--- Record excerpts ---

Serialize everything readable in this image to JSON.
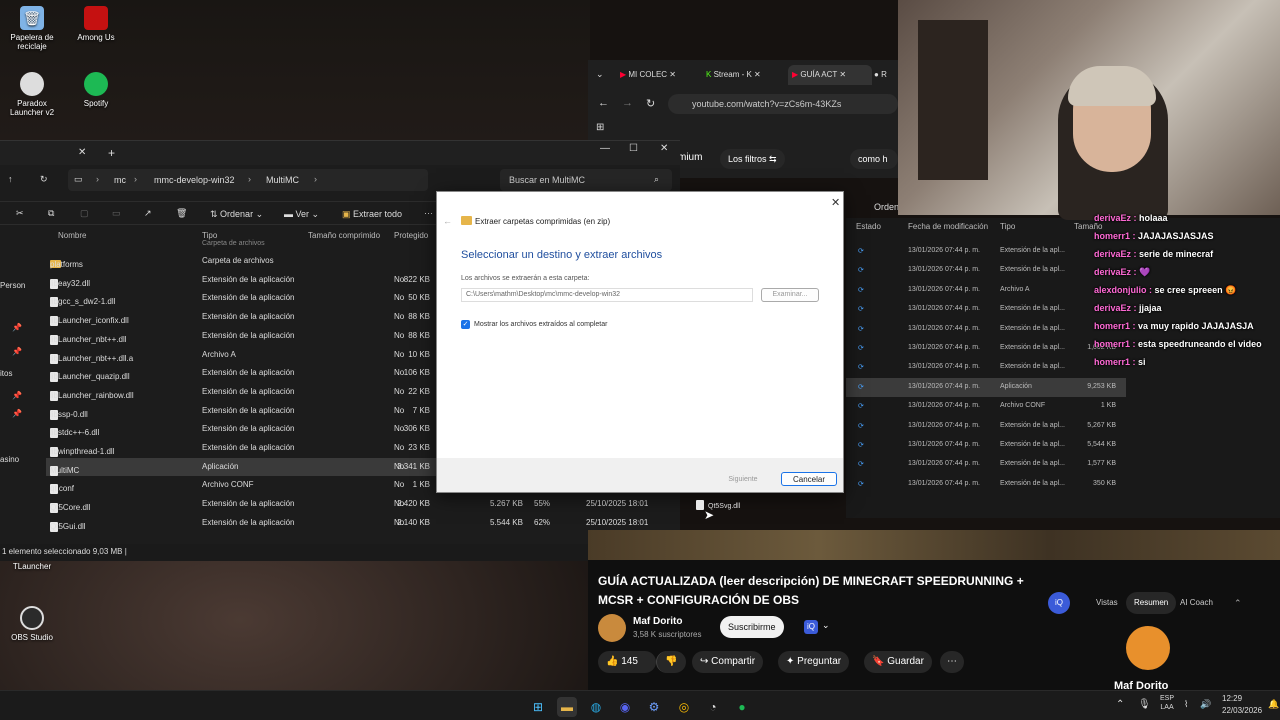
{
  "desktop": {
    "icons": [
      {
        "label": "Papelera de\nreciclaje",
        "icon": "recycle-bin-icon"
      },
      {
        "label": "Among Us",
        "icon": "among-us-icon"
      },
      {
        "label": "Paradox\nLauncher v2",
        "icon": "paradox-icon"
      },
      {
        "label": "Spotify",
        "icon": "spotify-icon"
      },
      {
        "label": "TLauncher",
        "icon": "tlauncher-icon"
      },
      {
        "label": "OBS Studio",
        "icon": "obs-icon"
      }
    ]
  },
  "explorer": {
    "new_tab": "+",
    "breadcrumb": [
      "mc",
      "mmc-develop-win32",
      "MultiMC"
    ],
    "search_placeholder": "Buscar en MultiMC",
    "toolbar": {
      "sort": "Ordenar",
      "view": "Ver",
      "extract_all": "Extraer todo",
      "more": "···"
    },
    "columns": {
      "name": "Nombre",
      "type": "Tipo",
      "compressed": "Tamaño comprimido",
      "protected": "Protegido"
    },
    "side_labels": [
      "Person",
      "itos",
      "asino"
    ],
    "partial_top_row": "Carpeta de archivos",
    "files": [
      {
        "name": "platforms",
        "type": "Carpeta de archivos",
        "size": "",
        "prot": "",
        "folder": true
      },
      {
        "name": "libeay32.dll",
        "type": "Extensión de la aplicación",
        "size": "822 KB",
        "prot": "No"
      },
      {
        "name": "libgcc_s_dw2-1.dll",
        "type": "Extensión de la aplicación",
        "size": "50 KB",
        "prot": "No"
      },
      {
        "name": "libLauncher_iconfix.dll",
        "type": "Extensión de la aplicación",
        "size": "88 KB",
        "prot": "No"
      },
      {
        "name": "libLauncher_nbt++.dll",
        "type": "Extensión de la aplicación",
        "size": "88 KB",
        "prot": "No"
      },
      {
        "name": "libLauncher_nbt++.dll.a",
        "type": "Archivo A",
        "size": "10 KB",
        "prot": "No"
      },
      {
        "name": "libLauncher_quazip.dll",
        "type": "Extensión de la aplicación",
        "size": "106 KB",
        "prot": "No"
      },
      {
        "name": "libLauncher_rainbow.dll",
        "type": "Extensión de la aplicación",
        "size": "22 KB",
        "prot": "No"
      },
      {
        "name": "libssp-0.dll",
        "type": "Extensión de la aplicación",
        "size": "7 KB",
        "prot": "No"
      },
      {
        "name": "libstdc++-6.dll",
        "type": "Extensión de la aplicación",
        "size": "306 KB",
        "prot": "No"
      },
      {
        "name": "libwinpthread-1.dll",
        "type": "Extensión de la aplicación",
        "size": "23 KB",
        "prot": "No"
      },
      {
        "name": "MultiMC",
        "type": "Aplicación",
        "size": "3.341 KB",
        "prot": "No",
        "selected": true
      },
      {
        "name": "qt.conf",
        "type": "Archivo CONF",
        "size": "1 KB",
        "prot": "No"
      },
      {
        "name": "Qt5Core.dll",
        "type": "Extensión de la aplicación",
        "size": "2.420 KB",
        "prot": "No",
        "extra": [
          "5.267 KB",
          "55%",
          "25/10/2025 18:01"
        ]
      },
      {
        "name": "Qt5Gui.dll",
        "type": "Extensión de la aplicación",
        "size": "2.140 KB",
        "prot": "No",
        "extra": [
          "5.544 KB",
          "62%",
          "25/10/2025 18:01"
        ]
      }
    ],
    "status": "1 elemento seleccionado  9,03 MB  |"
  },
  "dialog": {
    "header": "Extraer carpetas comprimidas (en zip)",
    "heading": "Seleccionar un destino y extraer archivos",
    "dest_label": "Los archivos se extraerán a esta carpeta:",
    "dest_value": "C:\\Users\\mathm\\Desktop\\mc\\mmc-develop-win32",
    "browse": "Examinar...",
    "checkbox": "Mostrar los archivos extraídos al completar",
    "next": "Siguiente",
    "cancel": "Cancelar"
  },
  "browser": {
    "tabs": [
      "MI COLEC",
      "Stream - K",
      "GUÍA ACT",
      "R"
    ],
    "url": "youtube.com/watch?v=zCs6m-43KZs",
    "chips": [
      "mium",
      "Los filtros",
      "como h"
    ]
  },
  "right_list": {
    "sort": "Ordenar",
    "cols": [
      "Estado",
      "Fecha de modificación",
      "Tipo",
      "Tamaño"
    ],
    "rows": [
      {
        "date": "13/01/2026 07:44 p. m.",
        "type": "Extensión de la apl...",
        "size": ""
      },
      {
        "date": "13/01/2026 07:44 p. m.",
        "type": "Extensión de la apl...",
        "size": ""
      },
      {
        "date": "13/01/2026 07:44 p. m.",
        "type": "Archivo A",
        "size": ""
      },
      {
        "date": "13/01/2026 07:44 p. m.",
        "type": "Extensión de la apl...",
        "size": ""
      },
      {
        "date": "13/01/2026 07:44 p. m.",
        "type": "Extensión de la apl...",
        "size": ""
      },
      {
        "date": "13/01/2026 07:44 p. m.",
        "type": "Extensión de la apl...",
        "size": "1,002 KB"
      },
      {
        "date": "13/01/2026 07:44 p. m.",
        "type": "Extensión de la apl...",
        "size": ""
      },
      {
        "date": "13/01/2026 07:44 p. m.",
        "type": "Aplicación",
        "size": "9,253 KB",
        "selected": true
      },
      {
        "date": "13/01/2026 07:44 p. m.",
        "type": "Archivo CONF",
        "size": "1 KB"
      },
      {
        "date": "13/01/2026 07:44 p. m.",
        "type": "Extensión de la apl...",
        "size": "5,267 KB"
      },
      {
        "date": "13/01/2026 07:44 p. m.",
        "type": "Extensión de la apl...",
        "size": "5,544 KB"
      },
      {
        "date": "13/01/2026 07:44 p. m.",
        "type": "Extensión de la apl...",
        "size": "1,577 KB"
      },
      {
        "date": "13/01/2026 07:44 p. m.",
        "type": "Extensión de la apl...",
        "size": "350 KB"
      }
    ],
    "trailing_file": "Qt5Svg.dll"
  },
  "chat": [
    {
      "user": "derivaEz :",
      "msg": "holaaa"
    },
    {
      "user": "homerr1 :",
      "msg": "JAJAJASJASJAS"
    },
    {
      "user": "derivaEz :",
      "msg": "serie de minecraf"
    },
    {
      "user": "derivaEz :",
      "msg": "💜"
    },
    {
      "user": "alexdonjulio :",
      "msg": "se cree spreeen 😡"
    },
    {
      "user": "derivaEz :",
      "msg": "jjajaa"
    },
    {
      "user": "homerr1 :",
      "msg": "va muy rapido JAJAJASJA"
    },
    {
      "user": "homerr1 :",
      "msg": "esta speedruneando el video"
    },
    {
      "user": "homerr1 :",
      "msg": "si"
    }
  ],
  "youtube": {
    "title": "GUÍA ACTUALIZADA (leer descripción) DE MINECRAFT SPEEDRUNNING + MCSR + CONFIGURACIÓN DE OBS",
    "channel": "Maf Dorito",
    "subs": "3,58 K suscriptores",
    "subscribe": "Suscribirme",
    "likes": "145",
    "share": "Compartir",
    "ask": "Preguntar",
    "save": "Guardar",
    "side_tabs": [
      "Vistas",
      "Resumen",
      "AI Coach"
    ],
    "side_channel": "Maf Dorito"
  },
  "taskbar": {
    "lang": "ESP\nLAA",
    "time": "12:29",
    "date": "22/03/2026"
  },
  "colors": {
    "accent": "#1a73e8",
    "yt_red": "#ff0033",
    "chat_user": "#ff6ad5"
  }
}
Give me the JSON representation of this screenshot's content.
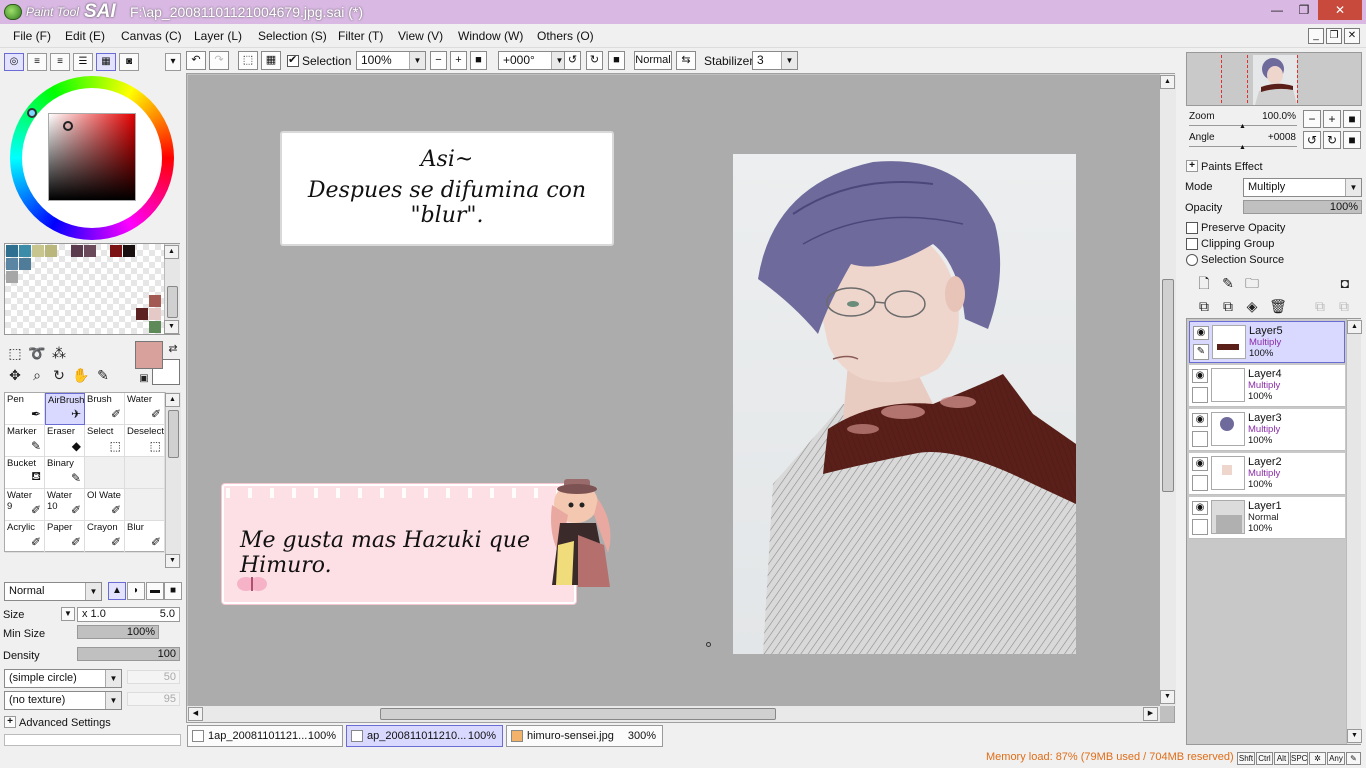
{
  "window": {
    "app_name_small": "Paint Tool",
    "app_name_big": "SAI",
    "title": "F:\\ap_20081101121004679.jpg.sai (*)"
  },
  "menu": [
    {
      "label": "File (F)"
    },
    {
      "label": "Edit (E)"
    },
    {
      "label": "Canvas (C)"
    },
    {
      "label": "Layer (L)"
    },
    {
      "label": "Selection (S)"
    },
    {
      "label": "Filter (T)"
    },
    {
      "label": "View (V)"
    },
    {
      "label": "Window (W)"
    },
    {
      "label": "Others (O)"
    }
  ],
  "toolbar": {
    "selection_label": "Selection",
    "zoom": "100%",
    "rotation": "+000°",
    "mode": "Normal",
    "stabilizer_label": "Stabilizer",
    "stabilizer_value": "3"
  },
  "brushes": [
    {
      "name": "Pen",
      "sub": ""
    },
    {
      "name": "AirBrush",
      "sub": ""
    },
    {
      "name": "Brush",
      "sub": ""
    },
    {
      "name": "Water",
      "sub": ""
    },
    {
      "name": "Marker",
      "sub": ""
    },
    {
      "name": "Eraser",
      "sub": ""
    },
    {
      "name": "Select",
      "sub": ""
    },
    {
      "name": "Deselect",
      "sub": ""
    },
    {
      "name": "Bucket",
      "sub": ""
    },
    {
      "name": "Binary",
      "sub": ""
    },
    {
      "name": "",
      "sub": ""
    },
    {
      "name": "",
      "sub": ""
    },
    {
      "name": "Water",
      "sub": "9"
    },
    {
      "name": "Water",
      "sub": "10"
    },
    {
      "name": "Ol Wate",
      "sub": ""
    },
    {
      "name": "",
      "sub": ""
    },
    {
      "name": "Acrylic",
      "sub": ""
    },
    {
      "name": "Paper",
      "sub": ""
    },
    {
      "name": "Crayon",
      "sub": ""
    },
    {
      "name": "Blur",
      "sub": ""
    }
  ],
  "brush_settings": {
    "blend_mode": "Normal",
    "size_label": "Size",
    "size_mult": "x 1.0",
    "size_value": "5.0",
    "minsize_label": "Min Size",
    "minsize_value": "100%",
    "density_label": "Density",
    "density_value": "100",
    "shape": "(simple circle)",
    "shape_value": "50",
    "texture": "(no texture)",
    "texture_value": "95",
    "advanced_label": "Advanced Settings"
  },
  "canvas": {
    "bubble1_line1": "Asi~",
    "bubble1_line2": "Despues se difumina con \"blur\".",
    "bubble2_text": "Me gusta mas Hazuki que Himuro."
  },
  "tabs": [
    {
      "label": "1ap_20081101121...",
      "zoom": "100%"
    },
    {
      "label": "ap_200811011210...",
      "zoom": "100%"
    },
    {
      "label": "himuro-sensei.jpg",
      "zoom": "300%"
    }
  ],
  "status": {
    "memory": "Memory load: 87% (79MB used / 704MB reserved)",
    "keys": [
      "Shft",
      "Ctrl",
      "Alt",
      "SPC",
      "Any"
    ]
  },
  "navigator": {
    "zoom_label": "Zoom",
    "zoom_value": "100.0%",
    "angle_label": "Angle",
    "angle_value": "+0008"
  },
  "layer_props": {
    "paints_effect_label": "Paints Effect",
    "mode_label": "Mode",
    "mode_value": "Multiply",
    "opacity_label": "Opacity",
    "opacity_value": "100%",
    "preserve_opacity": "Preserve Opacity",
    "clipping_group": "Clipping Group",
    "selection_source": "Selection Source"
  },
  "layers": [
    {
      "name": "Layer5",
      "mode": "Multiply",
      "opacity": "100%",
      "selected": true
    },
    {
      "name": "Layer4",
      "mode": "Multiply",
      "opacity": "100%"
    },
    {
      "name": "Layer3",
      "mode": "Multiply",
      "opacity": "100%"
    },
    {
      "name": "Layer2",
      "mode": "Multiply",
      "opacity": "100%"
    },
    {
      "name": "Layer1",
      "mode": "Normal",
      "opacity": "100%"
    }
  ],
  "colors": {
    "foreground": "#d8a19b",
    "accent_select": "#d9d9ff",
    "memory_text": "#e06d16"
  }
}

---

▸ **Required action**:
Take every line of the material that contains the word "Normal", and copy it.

▸ **Solution for this problem**:
    "mode": "Normal",
    "blend_mode": "Normal",
      "mode": "Normal",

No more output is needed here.